▸ Entries supplied
=== Begin Enclosure ===

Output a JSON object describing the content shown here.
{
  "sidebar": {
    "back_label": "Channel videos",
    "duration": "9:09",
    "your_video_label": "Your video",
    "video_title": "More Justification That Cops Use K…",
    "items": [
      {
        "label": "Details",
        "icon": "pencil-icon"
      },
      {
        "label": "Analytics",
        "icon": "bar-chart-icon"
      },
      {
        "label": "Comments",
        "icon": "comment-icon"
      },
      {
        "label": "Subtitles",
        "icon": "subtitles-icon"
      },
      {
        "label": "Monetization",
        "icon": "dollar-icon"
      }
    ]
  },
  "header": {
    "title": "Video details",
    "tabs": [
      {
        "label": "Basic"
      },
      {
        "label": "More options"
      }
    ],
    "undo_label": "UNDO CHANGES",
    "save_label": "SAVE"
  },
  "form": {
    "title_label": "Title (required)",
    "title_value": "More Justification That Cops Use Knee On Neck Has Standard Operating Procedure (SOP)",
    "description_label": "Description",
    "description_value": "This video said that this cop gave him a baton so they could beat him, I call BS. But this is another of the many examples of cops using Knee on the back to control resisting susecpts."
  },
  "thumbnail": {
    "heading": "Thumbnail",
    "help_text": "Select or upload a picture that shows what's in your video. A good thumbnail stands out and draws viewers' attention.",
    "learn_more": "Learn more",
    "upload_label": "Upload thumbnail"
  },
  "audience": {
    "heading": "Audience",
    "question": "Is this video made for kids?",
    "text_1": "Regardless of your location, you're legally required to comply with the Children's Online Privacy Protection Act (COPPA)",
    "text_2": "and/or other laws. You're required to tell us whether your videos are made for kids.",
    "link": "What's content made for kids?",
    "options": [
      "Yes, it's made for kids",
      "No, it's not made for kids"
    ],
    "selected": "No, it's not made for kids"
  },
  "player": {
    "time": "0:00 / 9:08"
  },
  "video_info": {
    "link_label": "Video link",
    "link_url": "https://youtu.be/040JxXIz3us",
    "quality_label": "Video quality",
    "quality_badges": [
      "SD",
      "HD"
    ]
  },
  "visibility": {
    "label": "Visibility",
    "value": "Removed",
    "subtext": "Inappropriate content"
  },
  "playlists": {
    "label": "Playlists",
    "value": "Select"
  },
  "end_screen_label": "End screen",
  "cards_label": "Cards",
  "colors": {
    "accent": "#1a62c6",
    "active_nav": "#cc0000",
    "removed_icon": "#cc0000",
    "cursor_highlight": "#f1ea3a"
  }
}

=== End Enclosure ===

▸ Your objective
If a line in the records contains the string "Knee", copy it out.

▸ Exercise result
    "title_value": "More Justification That Cops Use Knee On Neck Has Standard Operating Procedure (SOP)",
    "description_value": "This video said that this cop gave him a baton so they could beat him, I call BS. But this is another of the many examples of cops using Knee on the back to control resisting susecpts."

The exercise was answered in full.